Task prompt: Each line of the listing below that includes "meta" should be reported.

Exercise data:
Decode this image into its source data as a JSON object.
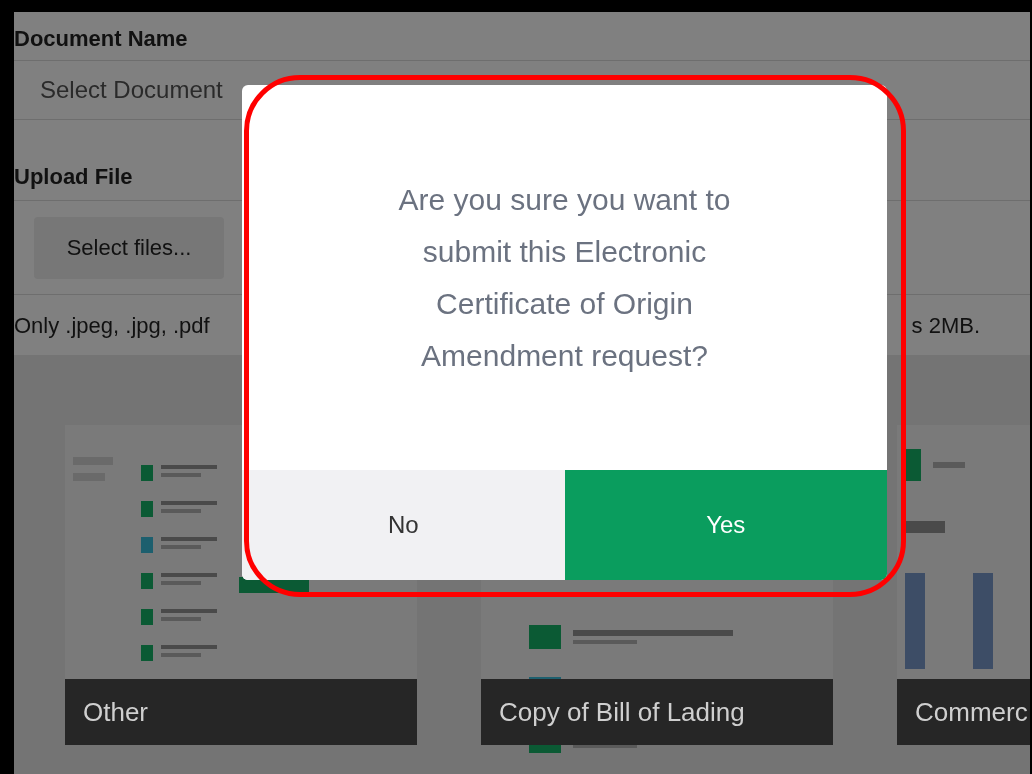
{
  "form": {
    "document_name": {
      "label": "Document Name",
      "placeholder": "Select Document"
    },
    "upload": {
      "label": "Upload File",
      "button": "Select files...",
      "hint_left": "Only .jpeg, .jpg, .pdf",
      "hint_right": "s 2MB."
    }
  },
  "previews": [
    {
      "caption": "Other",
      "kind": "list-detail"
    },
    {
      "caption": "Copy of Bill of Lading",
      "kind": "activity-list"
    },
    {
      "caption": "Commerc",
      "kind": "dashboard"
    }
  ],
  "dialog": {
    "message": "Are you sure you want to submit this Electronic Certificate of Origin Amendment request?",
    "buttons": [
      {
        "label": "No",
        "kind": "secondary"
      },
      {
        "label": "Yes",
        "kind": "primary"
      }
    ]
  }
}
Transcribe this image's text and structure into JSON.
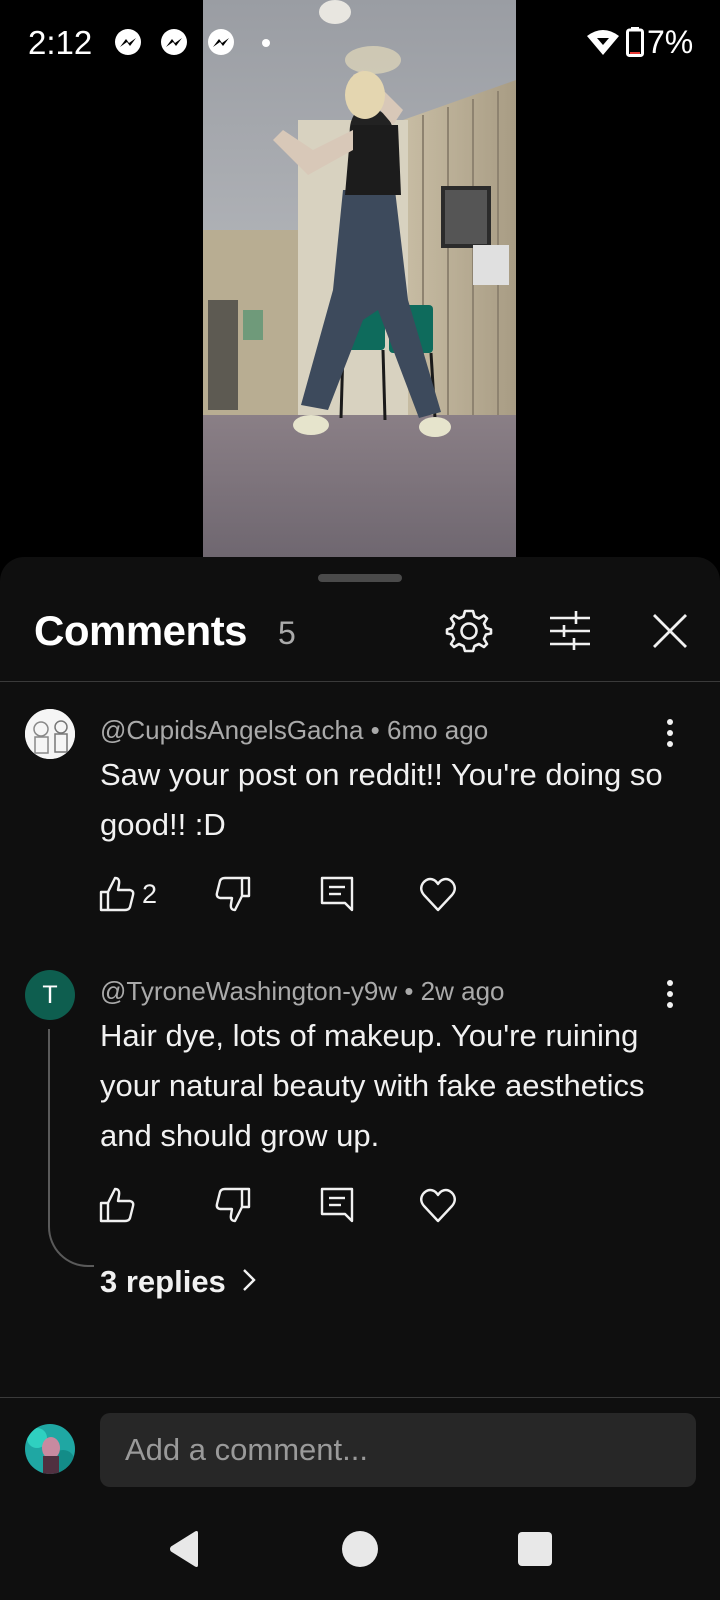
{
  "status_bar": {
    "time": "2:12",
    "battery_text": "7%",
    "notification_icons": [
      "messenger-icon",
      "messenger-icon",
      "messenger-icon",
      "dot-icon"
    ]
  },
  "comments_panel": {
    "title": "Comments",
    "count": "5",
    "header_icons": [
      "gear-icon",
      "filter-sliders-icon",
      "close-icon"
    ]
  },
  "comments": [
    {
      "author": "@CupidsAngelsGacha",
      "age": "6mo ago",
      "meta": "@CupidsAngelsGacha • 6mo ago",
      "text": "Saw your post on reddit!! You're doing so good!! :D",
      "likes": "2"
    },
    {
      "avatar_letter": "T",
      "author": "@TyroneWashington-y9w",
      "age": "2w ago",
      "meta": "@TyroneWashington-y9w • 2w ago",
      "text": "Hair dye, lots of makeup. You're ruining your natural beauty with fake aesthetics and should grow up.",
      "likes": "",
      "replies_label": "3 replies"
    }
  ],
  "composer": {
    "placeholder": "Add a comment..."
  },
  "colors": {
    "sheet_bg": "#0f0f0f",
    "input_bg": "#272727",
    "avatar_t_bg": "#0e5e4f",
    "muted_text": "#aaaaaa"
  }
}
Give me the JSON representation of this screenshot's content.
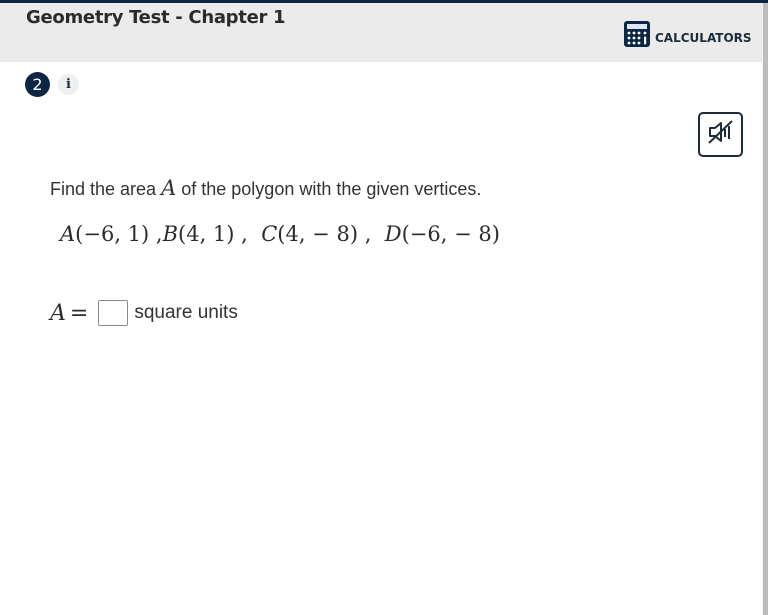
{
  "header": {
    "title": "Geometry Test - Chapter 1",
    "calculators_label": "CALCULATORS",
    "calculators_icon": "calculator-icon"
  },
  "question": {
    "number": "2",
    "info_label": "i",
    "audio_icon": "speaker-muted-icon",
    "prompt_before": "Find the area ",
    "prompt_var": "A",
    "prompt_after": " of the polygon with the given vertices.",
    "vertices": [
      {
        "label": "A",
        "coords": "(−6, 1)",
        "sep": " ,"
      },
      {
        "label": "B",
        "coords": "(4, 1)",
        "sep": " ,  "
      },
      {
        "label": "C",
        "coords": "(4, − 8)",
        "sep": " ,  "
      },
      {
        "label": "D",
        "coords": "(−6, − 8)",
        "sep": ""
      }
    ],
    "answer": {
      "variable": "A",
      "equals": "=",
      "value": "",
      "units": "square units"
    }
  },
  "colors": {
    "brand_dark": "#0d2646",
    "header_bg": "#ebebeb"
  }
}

Exercise result:
      "meta": "@CupidsAngelsGacha • 6mo ago",
      "meta": "@TyroneWashington-y9w • 2w ago",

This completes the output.